As Stornoway Diamond (SWY-T) makes progress on the all-weather road that will give it the access it needs to begin construction at its Renard diamond project in north-central Quebec, the junior has released some good news that will likely boost the project’s value.
The first valuation of diamonds from the Renard 65 kimberlite has shown the quality of its diamond population is “different and generally better” than the three kimberlites that are already in the Renard mine plan.
A March valuation of a 997-carat parcel of diamonds from Renard 65 by WWW International Diamond Consultants produced an average price of US$250 per carat. The average value was somewhat skewed by two high-value stones: a 9.77-carat G-colour stone worth US$8,500 per carat, and a 6.4-carat F-colour diamond valued at US$5,900.
For that reason, WWW has modelled a diamond price of US$180 per carat for Renard 65, with a high and low cases of US$203 and US$169 per carat.
This new information should allow Stornoway to add new open-pit resources and extend the mine life of Renard. The large, high-quality diamonds Stornoway has recovered during each stage of exploration also bode well for the mine.
In a press release, Stornoway president and CEO Matt Manson said that the information prompted the company to take another look at its valuation models, which assumed that the various pipes at Renard all contain samples of a single diamond population.
WWW has recommended using individual price models for each pipe, with the small but observable differences in quality and size distribution treated as real.
This has the effect of lowering prices that can be expected from the Renard 3 and 4 kimberlites, but increasing modelled prices for Renard 2, which contains 83% of reserves.
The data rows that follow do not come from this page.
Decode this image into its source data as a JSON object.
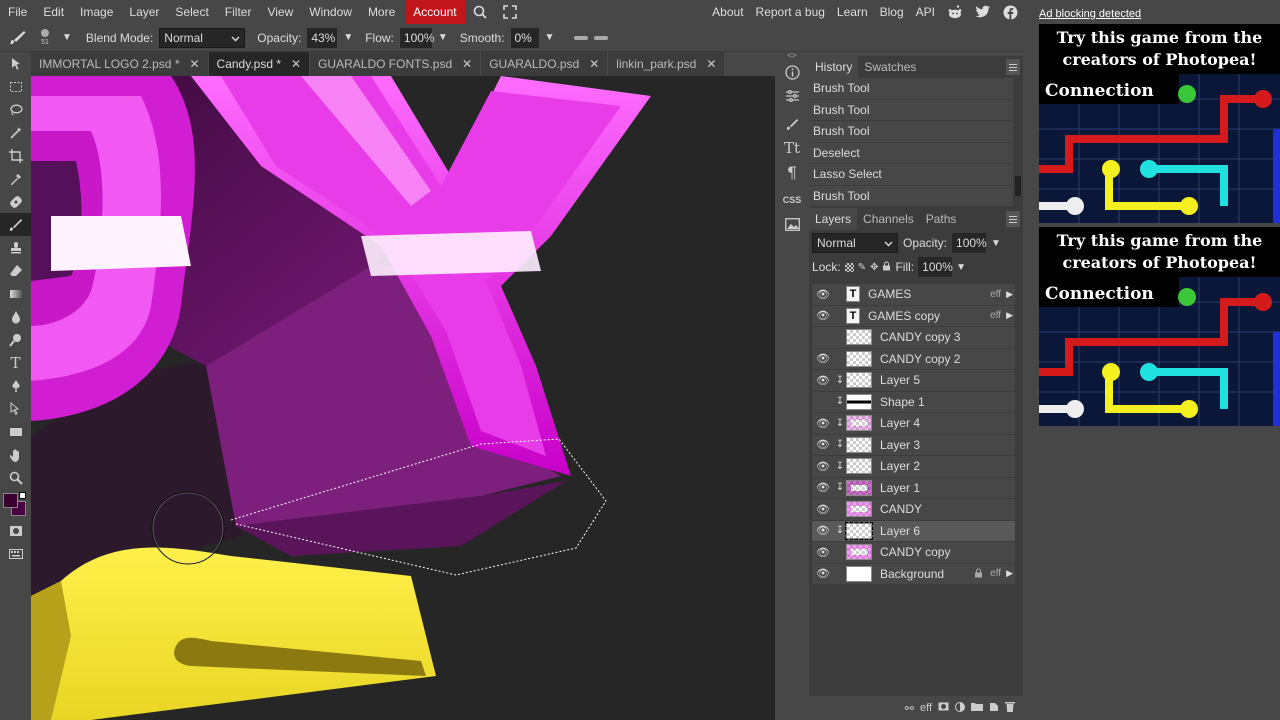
{
  "menubar": {
    "items": [
      "File",
      "Edit",
      "Image",
      "Layer",
      "Select",
      "Filter",
      "View",
      "Window",
      "More"
    ],
    "account": "Account",
    "right_links": [
      "About",
      "Report a bug",
      "Learn",
      "Blog",
      "API"
    ]
  },
  "options": {
    "blend_mode_label": "Blend Mode:",
    "blend_mode_value": "Normal",
    "opacity_label": "Opacity:",
    "opacity_value": "43%",
    "flow_label": "Flow:",
    "flow_value": "100%",
    "smooth_label": "Smooth:",
    "smooth_value": "0%",
    "brush_size": "51"
  },
  "tabs": [
    {
      "label": "IMMORTAL LOGO 2.psd *",
      "active": false
    },
    {
      "label": "Candy.psd *",
      "active": true
    },
    {
      "label": "GUARALDO FONTS.psd",
      "active": false
    },
    {
      "label": "GUARALDO.psd",
      "active": false
    },
    {
      "label": "linkin_park.psd",
      "active": false
    }
  ],
  "history_panel": {
    "tabs": [
      "History",
      "Swatches"
    ],
    "items": [
      "Brush Tool",
      "Brush Tool",
      "Brush Tool",
      "Deselect",
      "Lasso Select",
      "Brush Tool"
    ]
  },
  "layers_panel": {
    "tabs": [
      "Layers",
      "Channels",
      "Paths"
    ],
    "blend": "Normal",
    "opacity_label": "Opacity:",
    "opacity_value": "100%",
    "lock_label": "Lock:",
    "fill_label": "Fill:",
    "fill_value": "100%",
    "layers": [
      {
        "name": "GAMES",
        "type": "text",
        "visible": true,
        "eff": "eff"
      },
      {
        "name": "GAMES copy",
        "type": "text",
        "visible": true,
        "eff": "eff"
      },
      {
        "name": "CANDY copy 3",
        "type": "raster",
        "visible": false
      },
      {
        "name": "CANDY copy 2",
        "type": "raster",
        "visible": true
      },
      {
        "name": "Layer 5",
        "type": "raster",
        "visible": true,
        "clipped": true
      },
      {
        "name": "Shape 1",
        "type": "raster",
        "visible": false,
        "clipped": true
      },
      {
        "name": "Layer 4",
        "type": "raster",
        "visible": true,
        "clipped": true
      },
      {
        "name": "Layer 3",
        "type": "raster",
        "visible": true,
        "clipped": true
      },
      {
        "name": "Layer 2",
        "type": "raster",
        "visible": true,
        "clipped": true
      },
      {
        "name": "Layer 1",
        "type": "raster",
        "visible": true,
        "clipped": true
      },
      {
        "name": "CANDY",
        "type": "raster",
        "visible": true
      },
      {
        "name": "Layer 6",
        "type": "raster",
        "visible": true,
        "clipped": true,
        "selected": true
      },
      {
        "name": "CANDY copy",
        "type": "raster",
        "visible": true
      },
      {
        "name": "Background",
        "type": "background",
        "visible": true,
        "locked": true,
        "eff": "eff"
      }
    ],
    "bottom_icons": [
      "link-icon",
      "effects-icon",
      "mask-icon",
      "adjustment-icon",
      "folder-icon",
      "new-layer-icon",
      "trash-icon"
    ],
    "bottom_eff": "eff"
  },
  "ad": {
    "notice": "Ad blocking detected",
    "headline": "Try this game from the creators of Photopea!",
    "game_title": "Connection"
  },
  "colors": {
    "account_bg": "#c0161b",
    "candy_pink": "#e020e0",
    "candy_yellow": "#f5e53a",
    "canvas_bg": "#262626"
  }
}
Renard 2 diamonds are now modelled at US$190 per carat, up from US$182 per carat.
Renard 3 and 4 diamonds are modelled at US$151 and US$104 per carat, down from US$183 and US$112 per carat, respectively.
Renard 65 currently contains an inferred resource of 3.7 million carats in 12.9 million tonnes grading 29 carats per hundred tonnes. Reserves at the project, which are contained in the Renard 2, 3 and 4 kimberlites, come to 17.9 million carats in 23.8 million tonnes grading 75 carats per hundred tonnes.
The valuation also provided a gauge on current diamonds prices, which fell substantially in 2012, but have recovered in the first quarter. In March, prices for Renard diamonds were estimated to be about 7-8% lower than the May 2011 prices used in the project’s November 2011 feasibility study.
Stornoway received the major permit needed to build Renard (the certificate of authorization) in December, and got its first vehicle access to the project in mid-February, via an ice-road built by the ministry of transportation. Stornoway was able to truck in construction equipment and fuel, and the company reported in March that it had already finished building camp accommodations for 100 people, and shipped in building materials for the all-weather mining road it is building.
The road should provide vehicle access to Renard in the fourth quarter.
The province had previously been responsible for building the road, but the Quebec government announced a spending review of major spending projects, such as the Route 167 extension, last fall. Stornoway stepped in so its construction and production schedule at Renard wouldn’t be delayed.
The company came to an agreement with the province’s ministry of transportation to complete 97 km of a 240-km road that will eventually link Renard to the Quebec highway system. The ministry is completing 143 km of the road as a 70-km-per-hour, two-lane highway, while Stornoway is completing two northern sections as a 50-km-per -hour single-lane mining road. Of the ministry’s southern section, 109 metres were already complete in mid-November.
The cost of the northern sections is estimated at $77 million (including a 15% contingency) and will be funded by a government loan to Stornoway.
The final hurdle to production will be funding. An optimization study released in January, reduced preproduction capital costs at Renard by $50 million to $752 million, while increasing operating costs by $2.92 per tonne to $57.63 per tonne. The major change to the mine plan is that Stornoway will use an enlarged decline to access underground reserves, instead of a shaft and a decline.
Stornoway secured a mandate letter with a consortium of banks In September for a loan of $475 million, and Investissement Quebec, a 25% shareholder in Stornoway, has committed $100 million toward construction.
Shares in the junior recently traded at 64¢ in a 52-week range of 45¢-99¢. The company has 139.7 million shares outstanding.